NTPOG GReddy Power Extreme Review|
Author: William Howell
Upon opening the GReddy box, I noticed
that the GReddy PE was of extreme quality. The welds looked clean,
and the kit included everything that was needed including gaskets, bolts
with nuts, and new nuts for the catalytic converter. The b-pipe has
two resonators, and the muffler is a straight through design. The
muffler can is polished, but mine was not polished to high degree.
The tip, however, was nicely polished. I have to admit, I am not
a fan of huge 4 inch tips, but the GReddy PE looks good on the Prelude.
Installation is very straight forward and installing the PE is almost
like re-installing the stock exhaust system. The only difference,
besides the obvious differences in pipes and the muffler can, is that the
PE is 3 pieces instead of 2, like the stock system. The only complaint
I have about the PE is that one bend, close to the muffler, is very close
to the heat shield and ended up rattling after I took the car for its first
test spin with the PE. I fixed it by banging out the heat shield
so that it wasn't so close to the exhaust pipe (I know it's a ghetto fix,
but it is the best thing that I could think of). Other than that,
clearance was excellent throughout.
For looks, the PE, in my opinion, cannot be beat. The polished
can looks absolutely awesome under the rear of the car, from both the passenger
side and rear end. Like I said, I am not a fan of grapefruit launching
exhaust tips, but the GReddy looks good on the Prelude. I also liked
the fact that the tip is a single walled tip. I know that the loudness
of the GReddy has been a concern to many people, but I can assure you that
the car seems louder from the inside than it really is. Don't get
me wrong, the PE is by no means a quiet exhaust, but in my opinion, it
is not unbearable. At low rpms, the GReddy is nice and deep (although,
not as deep as the Tanabe DTM), and when you get on it, the GReddy PE

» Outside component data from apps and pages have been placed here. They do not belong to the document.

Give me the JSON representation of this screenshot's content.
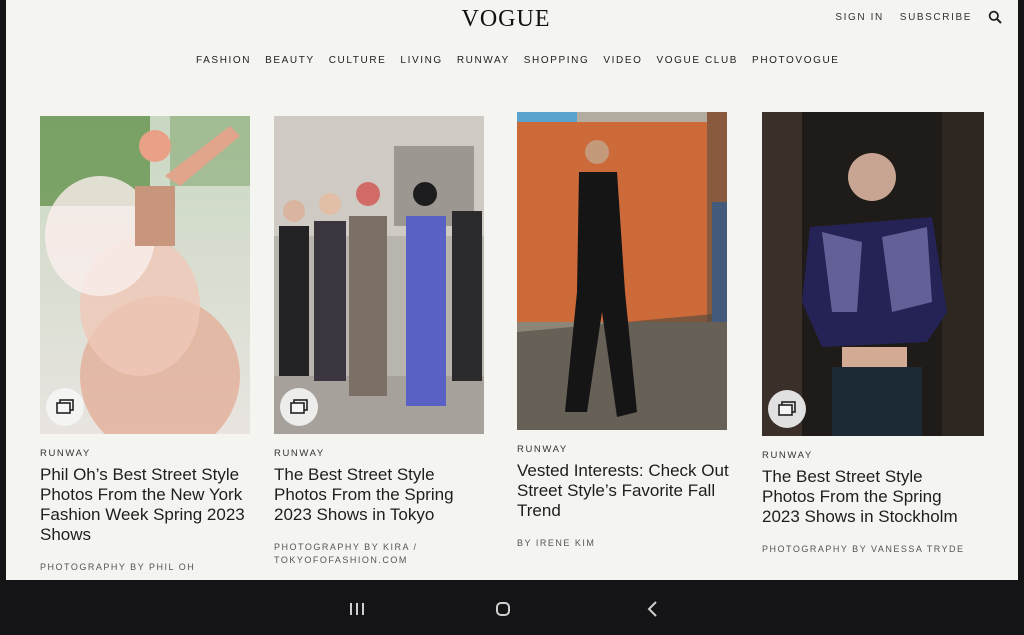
{
  "header": {
    "logo": "VOGUE",
    "sign_in": "SIGN IN",
    "subscribe": "SUBSCRIBE"
  },
  "nav": {
    "items": [
      "FASHION",
      "BEAUTY",
      "CULTURE",
      "LIVING",
      "RUNWAY",
      "SHOPPING",
      "VIDEO",
      "VOGUE CLUB",
      "PHOTOVOGUE"
    ]
  },
  "cards": [
    {
      "section": "RUNWAY",
      "headline": "Phil Oh’s Best Street Style Photos From the New York Fashion Week Spring 2023 Shows",
      "byline": "PHOTOGRAPHY BY PHIL OH",
      "has_gallery_icon": true
    },
    {
      "section": "RUNWAY",
      "headline": "The Best Street Style Photos From the Spring 2023 Shows in Tokyo",
      "byline": "PHOTOGRAPHY BY KIRA / TOKYOFOFASHION.COM",
      "has_gallery_icon": true
    },
    {
      "section": "RUNWAY",
      "headline": "Vested Interests: Check Out Street Style’s Favorite Fall Trend",
      "byline": "BY IRENE KIM",
      "has_gallery_icon": false
    },
    {
      "section": "RUNWAY",
      "headline": "The Best Street Style Photos From the Spring 2023 Shows in Stockholm",
      "byline": "PHOTOGRAPHY BY VANESSA TRYDE",
      "has_gallery_icon": true
    }
  ],
  "icons": {
    "search": "search-icon",
    "gallery": "gallery-icon",
    "recents": "recents-icon",
    "home": "home-icon",
    "back": "back-icon"
  },
  "colors": {
    "page_bg": "#f4f4f1",
    "text": "#1e1e1e",
    "device_bezel": "#141416"
  }
}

makes its presence known up until VTEC, then the roar of the engine takes
over. The bottom line is that if you are looking for something quiet
as stock, buy a Mugen, but if a little loudness doesn't bother you, I would
highly recommend the GReddy PE. Another alternative to the PE is
the Tanabe DTM, which you can read about
in John's review. One note, I have seen a few before and after dyno
plots (sorry, I cannot remember where I picked this up), and the GReddy
PE seems to peak out at a 8-10 hp. gain. Since I have not seen dyno
plots for the DTM, I cannot comment on its performance.
For comments or questions, e-mail me.
This page last updated 4/3/01.